I had planned to tell you today about our trip to Inner Mongolia, starting at the beginning of the trip. However, the trip home was so interesting that I wanted to tell it first.
On our trip up to Inner Mongolia, we had seen hundreds of trucks stopped on the freeway that leads to Beijing. Coming back to BLCU, our dear leader, hoping to avoid the traffic, instructed the driver to take a different route, one that cut through the mountains and would drop us right into Beijing. We would be able to avoid the traffic jam on the main road and save ourselves a couple hours road time. If only it were that simple.
Shortly after we left Datong, we pulled off at a small rest stop to use the bathroom. The guide told us it would be six hours before we stopped again, because along this back road there were not going any good places to stop (he was wrong, there were plenty of bushes along the road). This sounded a little ominous, but I didn’t worry too much about it. Driving tractor growing up had seasoned me for long periods of sitting. However, once we got back on the road, I quickly realized that we were in for a long day.
In theory, the shortcut was a good idea. The freeway traffic was terrible, and no one wanted to face that. Unfortunately, the idea had one important flaw: the shortcut was not a secret. Coal truck drivers don’t like waiting in traffic anymore than bus drivers, and they were well aware of back way too. As a result, we ended up on a road full of slow-moving coal trucks, and instead of being on a large freeway, we were a narrow two-way road. Sounds like fun, doesn’t it?
For those of you who have never ridden on a bus in China, the experience is much different than riding on a bus in America, especially if you are on a two-lane road. Chinese drivers like to play chicken, and bus drivers are no exception. Our driver took advantage of any opportunity we had to pass one of the coal trucks, often when he could see cars coming toward us. Most of the time the oncoming drivers lost the game of chicken and let us pass, but once in a while we had to slam on the brakes and scoot back in behind a truck.
The first part of the trip passed through a valley that was nice and flat, so the road was straight and the driver could usually see the road ahead when he was passing. It got much more interesting when we started up into the mountains. The road became narrower, steeper and more winding, but we kept passing trucks anyway. I kept waiting for the time when we would pull out in the left lane only to see an empty coal truck barreling directly at us.
Our luck finally ran out as we were climbing up a steep hill, passing a line of stopped trucks.

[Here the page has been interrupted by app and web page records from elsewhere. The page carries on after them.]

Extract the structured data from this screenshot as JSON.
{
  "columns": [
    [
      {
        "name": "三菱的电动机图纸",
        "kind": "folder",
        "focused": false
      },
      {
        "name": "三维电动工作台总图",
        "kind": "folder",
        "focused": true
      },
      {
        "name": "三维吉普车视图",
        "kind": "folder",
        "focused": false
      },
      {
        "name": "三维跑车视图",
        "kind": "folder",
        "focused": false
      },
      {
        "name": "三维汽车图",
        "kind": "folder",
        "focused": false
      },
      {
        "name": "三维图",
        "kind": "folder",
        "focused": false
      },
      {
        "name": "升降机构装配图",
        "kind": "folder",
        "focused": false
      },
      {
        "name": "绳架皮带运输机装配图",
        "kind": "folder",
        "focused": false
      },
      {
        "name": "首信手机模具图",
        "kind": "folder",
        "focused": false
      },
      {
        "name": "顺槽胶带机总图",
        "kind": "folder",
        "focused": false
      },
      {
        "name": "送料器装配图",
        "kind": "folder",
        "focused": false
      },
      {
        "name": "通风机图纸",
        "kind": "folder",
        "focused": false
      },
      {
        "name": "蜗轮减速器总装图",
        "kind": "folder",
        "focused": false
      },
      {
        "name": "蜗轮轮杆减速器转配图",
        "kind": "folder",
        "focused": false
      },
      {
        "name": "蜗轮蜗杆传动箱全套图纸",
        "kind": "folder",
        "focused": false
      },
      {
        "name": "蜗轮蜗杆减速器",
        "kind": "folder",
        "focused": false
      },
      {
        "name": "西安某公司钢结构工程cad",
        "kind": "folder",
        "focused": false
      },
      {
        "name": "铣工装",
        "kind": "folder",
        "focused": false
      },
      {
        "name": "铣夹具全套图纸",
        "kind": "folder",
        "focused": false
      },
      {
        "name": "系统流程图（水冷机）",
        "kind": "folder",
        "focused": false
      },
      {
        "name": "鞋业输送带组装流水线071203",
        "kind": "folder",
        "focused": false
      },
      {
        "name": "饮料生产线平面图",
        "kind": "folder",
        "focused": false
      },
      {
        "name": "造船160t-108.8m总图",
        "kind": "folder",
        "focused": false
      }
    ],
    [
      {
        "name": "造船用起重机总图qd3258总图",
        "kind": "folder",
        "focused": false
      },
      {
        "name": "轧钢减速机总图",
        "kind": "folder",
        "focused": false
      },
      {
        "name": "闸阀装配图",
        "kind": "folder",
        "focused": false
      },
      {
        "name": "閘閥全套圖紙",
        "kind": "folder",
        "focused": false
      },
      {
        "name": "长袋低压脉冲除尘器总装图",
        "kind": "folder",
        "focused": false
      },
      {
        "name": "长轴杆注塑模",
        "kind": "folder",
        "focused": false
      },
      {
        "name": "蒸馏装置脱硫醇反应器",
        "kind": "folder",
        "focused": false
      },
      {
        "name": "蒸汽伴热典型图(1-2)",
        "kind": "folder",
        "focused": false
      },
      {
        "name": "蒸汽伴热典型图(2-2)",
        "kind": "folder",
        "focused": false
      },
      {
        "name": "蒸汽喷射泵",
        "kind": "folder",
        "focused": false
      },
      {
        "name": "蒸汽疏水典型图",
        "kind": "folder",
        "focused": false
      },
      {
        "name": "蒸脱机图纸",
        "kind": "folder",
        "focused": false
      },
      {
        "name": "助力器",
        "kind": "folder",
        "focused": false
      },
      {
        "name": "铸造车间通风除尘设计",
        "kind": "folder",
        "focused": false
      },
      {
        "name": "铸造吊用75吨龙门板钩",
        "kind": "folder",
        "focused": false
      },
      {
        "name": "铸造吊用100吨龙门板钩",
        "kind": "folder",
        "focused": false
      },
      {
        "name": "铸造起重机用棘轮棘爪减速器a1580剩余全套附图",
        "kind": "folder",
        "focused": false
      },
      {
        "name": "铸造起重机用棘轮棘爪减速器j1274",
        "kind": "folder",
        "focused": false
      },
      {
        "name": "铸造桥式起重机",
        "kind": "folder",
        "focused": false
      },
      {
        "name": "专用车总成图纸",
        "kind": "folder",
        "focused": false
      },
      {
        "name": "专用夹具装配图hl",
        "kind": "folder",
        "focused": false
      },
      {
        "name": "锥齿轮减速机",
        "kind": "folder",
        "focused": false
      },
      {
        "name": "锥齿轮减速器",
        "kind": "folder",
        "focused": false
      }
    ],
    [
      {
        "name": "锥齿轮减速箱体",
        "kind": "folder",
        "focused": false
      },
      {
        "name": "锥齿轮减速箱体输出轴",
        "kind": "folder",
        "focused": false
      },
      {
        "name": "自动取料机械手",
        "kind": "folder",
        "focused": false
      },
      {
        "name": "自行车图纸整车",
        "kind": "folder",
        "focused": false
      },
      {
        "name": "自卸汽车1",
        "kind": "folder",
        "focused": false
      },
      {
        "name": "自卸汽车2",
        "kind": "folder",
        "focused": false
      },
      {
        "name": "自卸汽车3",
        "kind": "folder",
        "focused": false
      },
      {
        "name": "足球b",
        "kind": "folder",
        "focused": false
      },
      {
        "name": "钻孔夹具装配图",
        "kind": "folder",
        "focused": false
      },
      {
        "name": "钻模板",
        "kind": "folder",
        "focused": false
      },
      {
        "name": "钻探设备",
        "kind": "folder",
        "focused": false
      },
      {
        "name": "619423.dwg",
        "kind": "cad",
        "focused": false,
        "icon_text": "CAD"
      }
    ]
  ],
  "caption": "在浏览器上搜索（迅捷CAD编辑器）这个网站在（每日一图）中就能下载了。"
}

I’m not sure why the driver thought he could drive in the wrong lane all the way up the mountain, but we came around a curve and directly in front of us, a truck coming down the road at us. Fortunately it was moving slowly, so there was no danger of a collision. We did have a problem though. There were trucks to our right, a truck in front of us and a mountain to our left. We had nowhere to go but backwards.
We stopped and the driver opened the front door. A couple of men jumped up onto the step and began talking animatedly to the driver. I was sitting at the back of the bus, so I can’t be sure what was being said, but it didn’t look like they were discussing the weather. Since we weren’t moving, everyone else got off the bus and looked for their own private ‘bushroom’ (er, bathroom) where they could relieve themselves, girls to the right and guys up the hill to the left. After a couple of minutes, the bus was able to back up while the trucks in front of us squeezed together as close as they could, creating just enough space for it to squeeze back into the right lane. Downhill traffic began to flow again, cautiously.

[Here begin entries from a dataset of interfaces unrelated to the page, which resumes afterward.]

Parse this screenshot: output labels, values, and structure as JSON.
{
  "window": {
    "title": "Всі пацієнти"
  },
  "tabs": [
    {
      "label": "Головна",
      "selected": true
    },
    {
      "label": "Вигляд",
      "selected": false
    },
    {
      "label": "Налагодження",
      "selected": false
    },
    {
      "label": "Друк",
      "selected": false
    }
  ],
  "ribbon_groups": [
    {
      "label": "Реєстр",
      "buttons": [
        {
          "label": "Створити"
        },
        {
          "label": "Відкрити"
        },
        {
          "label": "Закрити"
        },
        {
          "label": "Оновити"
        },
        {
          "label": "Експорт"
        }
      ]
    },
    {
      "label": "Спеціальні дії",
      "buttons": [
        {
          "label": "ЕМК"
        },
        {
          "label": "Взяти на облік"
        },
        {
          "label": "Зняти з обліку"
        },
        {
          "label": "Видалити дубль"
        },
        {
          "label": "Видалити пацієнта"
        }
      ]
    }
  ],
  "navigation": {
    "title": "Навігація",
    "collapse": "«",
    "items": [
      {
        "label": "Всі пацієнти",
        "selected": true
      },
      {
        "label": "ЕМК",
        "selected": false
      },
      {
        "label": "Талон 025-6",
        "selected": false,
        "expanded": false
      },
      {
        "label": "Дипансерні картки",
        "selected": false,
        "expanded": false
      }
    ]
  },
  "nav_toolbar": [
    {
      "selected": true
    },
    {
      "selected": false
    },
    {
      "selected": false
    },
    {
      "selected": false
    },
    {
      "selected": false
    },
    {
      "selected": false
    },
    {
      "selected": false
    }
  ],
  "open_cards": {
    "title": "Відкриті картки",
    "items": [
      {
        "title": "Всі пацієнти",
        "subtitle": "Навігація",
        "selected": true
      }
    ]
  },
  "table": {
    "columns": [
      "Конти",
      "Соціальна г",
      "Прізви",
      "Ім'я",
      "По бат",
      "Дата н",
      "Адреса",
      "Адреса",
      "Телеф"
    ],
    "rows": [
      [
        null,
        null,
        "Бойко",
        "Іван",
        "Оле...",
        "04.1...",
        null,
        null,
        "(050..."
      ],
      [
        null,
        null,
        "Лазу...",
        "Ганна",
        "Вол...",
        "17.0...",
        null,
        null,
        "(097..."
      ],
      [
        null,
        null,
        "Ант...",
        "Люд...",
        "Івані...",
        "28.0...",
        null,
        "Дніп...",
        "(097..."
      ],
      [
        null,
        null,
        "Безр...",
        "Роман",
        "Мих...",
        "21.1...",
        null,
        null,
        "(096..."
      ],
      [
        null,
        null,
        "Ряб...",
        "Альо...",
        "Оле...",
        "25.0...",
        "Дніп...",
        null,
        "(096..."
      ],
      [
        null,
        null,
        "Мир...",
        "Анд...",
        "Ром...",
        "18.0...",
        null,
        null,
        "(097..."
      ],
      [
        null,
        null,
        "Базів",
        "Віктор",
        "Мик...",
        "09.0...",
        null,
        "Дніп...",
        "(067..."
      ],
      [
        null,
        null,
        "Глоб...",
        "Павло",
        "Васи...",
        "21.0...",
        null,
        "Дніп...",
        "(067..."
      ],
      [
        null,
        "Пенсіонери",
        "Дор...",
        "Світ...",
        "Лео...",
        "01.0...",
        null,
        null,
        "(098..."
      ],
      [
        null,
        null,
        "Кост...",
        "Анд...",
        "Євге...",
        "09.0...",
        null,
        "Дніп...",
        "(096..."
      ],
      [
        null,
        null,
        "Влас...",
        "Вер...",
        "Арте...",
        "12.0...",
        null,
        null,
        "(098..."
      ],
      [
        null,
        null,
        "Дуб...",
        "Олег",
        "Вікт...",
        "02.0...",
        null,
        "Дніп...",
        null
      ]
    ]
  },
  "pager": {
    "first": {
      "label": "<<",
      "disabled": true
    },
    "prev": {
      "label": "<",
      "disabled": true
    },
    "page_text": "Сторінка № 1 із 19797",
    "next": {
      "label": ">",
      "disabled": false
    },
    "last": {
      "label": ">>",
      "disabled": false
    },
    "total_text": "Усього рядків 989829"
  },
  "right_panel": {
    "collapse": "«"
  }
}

After about fifteen minutes, our side of the road began to move again. Slowly. Too slowly for our driver, who after a few minutes of driving at ten miles per hour went back to his old trick of driving in the left lane. I have to hand it to him, he was effective. We passed many trucks and always seemed to find a way back into our own lane. This game of cat and mouse went on for a while. Actually, it went on for the next four hours. Our mountain shortcut, wasn’t. It was a steep, narrow, crowded winding road that turned and twisted in all directions and was not a great place for hundreds of trucks (and a bus or two) to be traveling.
Our guide would take out the microphone from time to time, assuring us that we were only one hour (two at most!) from Beijing. After a while, we quit believing him. Everyone was tired of being on the bus—we were hungry and thirsty and starting to get angry at being misled about our arrival time. Of all the people on the bus, the Korean and Italian women seemed to be the angriest. I learned a couple of new Italian phrases as le ragazze heatedly discussed what they thought of the guide. I felt (a) little sympathy for the guy. He had tried to take an alternate route in order to avoid a two-hour delay and got a four-and-a-half hour delay in return. When we got on the bus at Datong, we thought we were going to return be back at 7:30. When we finally returned to BLCU at 12:05am, forty worn-out students ambled off the bus, wanting only a shower and some sleep. The trip had been quite memorable. Che pazzia!!!